→ **EXERCISE DETAILS**
Pull every line of the entries that has the word "用来存储读取到的字节数据".

→ **DATA TO PROCESS**
=== Section Start ===

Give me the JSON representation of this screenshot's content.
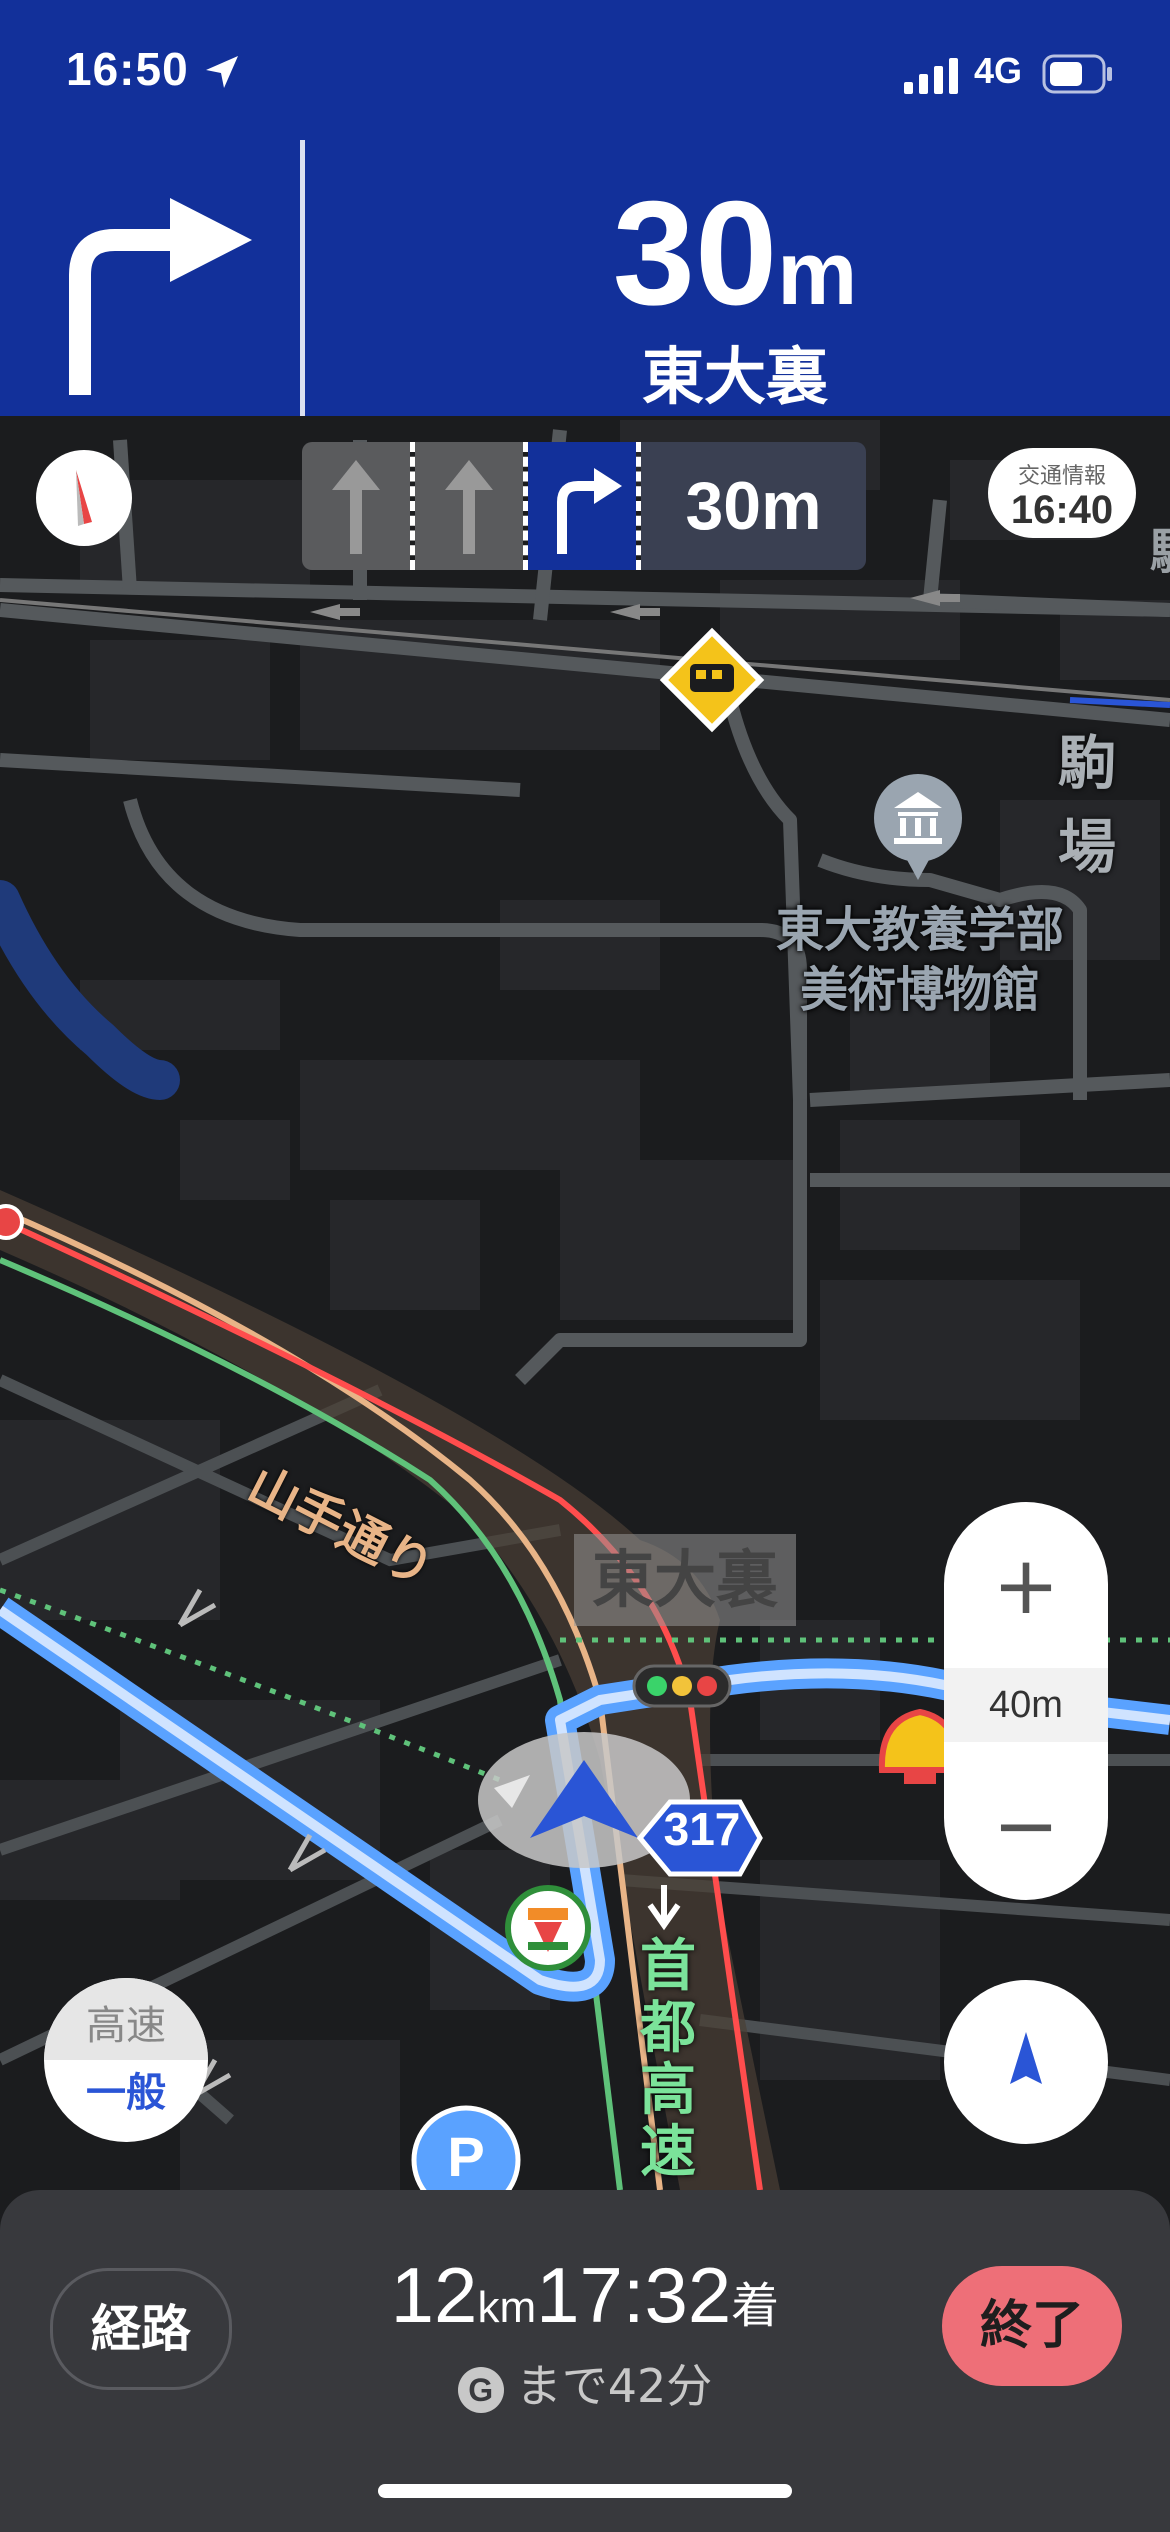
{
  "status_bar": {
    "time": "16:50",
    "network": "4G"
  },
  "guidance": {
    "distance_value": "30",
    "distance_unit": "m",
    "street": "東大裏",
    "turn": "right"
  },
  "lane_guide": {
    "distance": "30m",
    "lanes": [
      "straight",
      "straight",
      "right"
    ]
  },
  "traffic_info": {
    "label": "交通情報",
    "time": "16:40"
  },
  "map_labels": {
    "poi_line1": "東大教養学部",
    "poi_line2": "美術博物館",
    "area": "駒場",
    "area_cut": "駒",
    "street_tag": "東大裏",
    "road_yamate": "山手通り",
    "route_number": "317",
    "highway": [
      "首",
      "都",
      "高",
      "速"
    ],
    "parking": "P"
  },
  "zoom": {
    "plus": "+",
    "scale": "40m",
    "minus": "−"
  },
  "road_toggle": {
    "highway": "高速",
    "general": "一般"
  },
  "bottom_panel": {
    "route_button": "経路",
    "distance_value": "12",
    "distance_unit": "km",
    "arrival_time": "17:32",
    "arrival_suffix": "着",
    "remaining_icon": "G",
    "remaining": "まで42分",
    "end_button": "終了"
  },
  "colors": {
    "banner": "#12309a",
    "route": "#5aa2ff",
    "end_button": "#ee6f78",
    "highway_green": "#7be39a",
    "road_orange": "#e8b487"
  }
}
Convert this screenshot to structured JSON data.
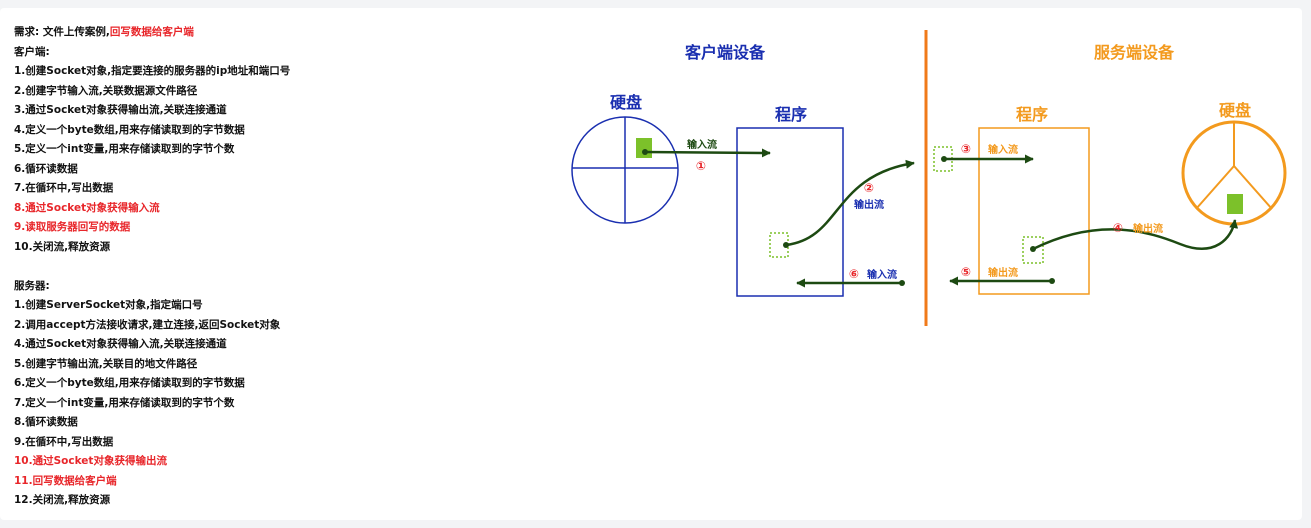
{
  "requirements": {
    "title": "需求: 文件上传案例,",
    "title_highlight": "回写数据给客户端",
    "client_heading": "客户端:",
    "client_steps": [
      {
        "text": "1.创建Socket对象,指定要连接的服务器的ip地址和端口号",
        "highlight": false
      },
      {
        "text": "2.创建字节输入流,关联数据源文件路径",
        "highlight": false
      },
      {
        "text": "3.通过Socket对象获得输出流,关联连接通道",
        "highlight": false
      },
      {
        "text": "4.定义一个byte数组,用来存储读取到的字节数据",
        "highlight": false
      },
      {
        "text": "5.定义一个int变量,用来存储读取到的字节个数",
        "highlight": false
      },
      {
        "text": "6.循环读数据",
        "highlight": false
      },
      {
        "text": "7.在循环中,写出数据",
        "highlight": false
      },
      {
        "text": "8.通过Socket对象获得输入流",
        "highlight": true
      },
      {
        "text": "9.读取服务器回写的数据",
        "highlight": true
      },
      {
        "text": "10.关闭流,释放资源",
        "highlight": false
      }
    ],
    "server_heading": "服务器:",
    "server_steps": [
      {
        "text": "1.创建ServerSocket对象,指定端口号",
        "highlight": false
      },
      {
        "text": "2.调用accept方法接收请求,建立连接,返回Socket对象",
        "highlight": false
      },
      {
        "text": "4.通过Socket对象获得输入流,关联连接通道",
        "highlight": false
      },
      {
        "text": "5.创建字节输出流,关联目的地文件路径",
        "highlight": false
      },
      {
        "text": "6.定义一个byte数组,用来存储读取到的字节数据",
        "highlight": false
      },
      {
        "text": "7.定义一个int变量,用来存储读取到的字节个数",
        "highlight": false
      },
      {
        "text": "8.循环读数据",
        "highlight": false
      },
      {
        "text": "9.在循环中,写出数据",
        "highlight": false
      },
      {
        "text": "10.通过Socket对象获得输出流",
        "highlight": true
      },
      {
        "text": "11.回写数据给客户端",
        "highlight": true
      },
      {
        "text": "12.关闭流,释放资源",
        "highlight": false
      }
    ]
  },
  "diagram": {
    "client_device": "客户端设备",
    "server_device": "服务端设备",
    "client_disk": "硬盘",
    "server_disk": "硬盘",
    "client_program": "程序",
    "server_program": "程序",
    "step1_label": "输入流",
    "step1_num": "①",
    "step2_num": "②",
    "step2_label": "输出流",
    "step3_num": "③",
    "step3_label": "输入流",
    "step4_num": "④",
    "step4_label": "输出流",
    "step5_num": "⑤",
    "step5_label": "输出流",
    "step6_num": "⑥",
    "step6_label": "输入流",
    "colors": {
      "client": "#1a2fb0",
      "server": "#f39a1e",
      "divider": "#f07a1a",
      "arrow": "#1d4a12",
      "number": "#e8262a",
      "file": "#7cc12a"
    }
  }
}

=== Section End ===

→ **WORKED SOLUTION**
        "text": "4.定义一个byte数组,用来存储读取到的字节数据",
        "text": "6.定义一个byte数组,用来存储读取到的字节数据",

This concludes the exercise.